→ **Task details**
A single number is the expected answer: the count of lines in the listing that hold the word "title".

→ **Data for processing**
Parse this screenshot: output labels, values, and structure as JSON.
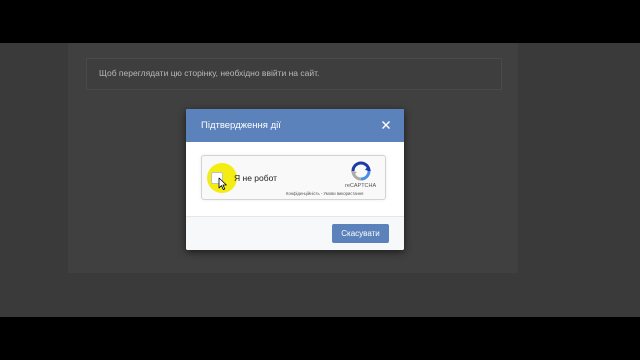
{
  "page": {
    "notice": "Щоб переглядати цю сторінку, необхідно ввійти на сайт."
  },
  "dialog": {
    "title": "Підтвердження дії",
    "close_icon": "close-icon",
    "cancel_label": "Скасувати",
    "accent_color": "#5b82bb"
  },
  "recaptcha": {
    "checkbox_label": "Я не робот",
    "brand": "reCAPTCHA",
    "privacy_link": "Конфіденційність",
    "separator": "-",
    "terms_link": "Умови використання",
    "logo_icon": "recaptcha-logo-icon",
    "checked": false
  },
  "overlay": {
    "cursor_icon": "mouse-cursor-icon",
    "highlight_color": "#f3eb00"
  }
}
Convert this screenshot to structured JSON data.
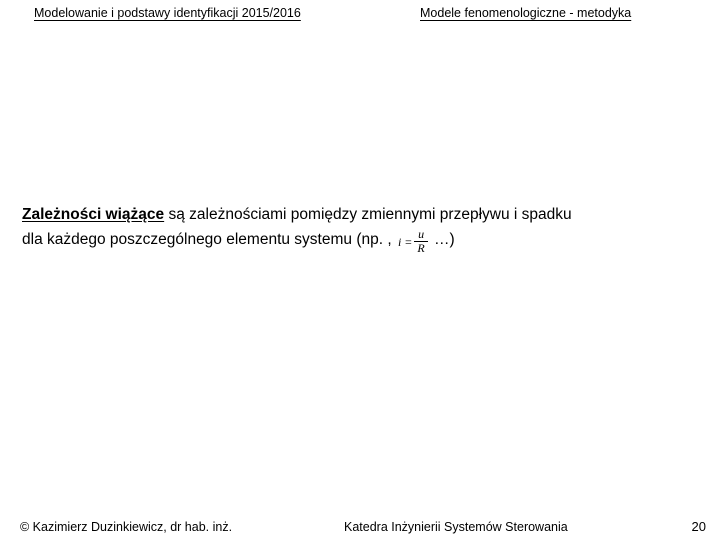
{
  "header": {
    "left": "Modelowanie i podstawy identyfikacji 2015/2016",
    "right": "Modele fenomenologiczne - metodyka"
  },
  "content": {
    "lead_bold": "Zależności wiążące",
    "line1_rest": " są zależnościami pomiędzy zmiennymi przepływu i spadku",
    "line2_pre": "dla każdego poszczególnego elementu systemu (np. , ",
    "formula": {
      "lhs": "i =",
      "num": "u",
      "den": "R"
    },
    "line2_post": "  …)"
  },
  "footer": {
    "left": "© Kazimierz Duzinkiewicz, dr hab. inż.",
    "center": "Katedra Inżynierii Systemów Sterowania",
    "page": "20"
  }
}
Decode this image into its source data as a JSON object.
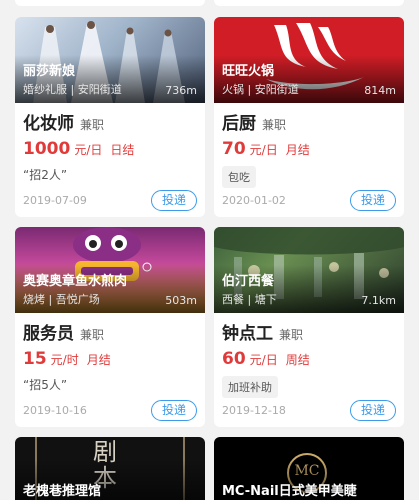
{
  "cards": [
    {
      "shop": "丽莎新娘",
      "meta": "婚纱礼服 | 安阳街道",
      "distance": "736m",
      "title": "化妆师",
      "job_type": "兼职",
      "pay": "1000",
      "unit": "元/日",
      "settle": "日结",
      "tag": "“招2人”",
      "date": "2019-07-09",
      "apply": "投递",
      "image_icon": "bridal-gown-photo"
    },
    {
      "shop": "旺旺火锅",
      "meta": "火锅 | 安阳街道",
      "distance": "814m",
      "title": "后厨",
      "job_type": "兼职",
      "pay": "70",
      "unit": "元/日",
      "settle": "月结",
      "tag": "包吃",
      "date": "2020-01-02",
      "apply": "投递",
      "image_icon": "hotpot-logo"
    },
    {
      "shop": "奥赛奥章鱼水煎肉",
      "meta": "烧烤 | 吾悦广场",
      "distance": "503m",
      "title": "服务员",
      "job_type": "兼职",
      "pay": "15",
      "unit": "元/时",
      "settle": "月结",
      "tag": "“招5人”",
      "date": "2019-10-16",
      "apply": "投递",
      "image_icon": "octopus-logo"
    },
    {
      "shop": "伯汀西餐",
      "meta": "西餐 | 塘下",
      "distance": "7.1km",
      "title": "钟点工",
      "job_type": "兼职",
      "pay": "60",
      "unit": "元/日",
      "settle": "周结",
      "tag": "加班补助",
      "date": "2019-12-18",
      "apply": "投递",
      "image_icon": "restaurant-interior-photo"
    },
    {
      "shop": "老槐巷推理馆",
      "logo_text": "剧本",
      "image_icon": "mystery-script-logo"
    },
    {
      "shop": "MC-Nail日式美甲美睫",
      "logo_text": "MC",
      "image_icon": "nail-salon-logo"
    }
  ],
  "colors": {
    "accent_red": "#e03b3b",
    "accent_blue": "#3d9be9",
    "hotpot_red": "#d11d26"
  }
}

→ **Solution for this exercise**
5